Website and app data records>
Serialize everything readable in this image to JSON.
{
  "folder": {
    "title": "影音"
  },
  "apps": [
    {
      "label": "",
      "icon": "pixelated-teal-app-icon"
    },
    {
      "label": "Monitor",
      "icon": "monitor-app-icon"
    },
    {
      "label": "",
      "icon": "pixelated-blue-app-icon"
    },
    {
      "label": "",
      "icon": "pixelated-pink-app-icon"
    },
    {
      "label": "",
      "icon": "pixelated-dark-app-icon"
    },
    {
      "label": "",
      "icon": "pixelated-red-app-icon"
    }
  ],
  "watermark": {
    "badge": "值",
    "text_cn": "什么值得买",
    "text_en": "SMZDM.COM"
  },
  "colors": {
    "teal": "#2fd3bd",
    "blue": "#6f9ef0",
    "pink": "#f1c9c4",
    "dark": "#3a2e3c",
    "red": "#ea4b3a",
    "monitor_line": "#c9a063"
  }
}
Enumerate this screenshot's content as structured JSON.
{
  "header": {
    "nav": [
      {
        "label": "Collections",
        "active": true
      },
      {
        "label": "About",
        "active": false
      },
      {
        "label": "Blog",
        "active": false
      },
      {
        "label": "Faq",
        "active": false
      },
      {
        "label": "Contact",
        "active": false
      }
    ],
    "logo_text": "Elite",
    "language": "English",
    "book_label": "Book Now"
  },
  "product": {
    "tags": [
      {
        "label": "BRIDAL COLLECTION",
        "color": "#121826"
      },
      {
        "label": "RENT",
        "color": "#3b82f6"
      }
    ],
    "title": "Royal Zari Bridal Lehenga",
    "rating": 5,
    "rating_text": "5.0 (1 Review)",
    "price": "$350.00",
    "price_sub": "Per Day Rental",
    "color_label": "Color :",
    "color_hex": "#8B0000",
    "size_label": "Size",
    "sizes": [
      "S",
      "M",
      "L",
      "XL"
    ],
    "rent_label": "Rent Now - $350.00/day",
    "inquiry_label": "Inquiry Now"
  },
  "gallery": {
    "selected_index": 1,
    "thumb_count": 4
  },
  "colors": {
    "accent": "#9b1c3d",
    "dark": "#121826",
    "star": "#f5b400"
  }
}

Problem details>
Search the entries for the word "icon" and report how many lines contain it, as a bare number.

Expected answer>
6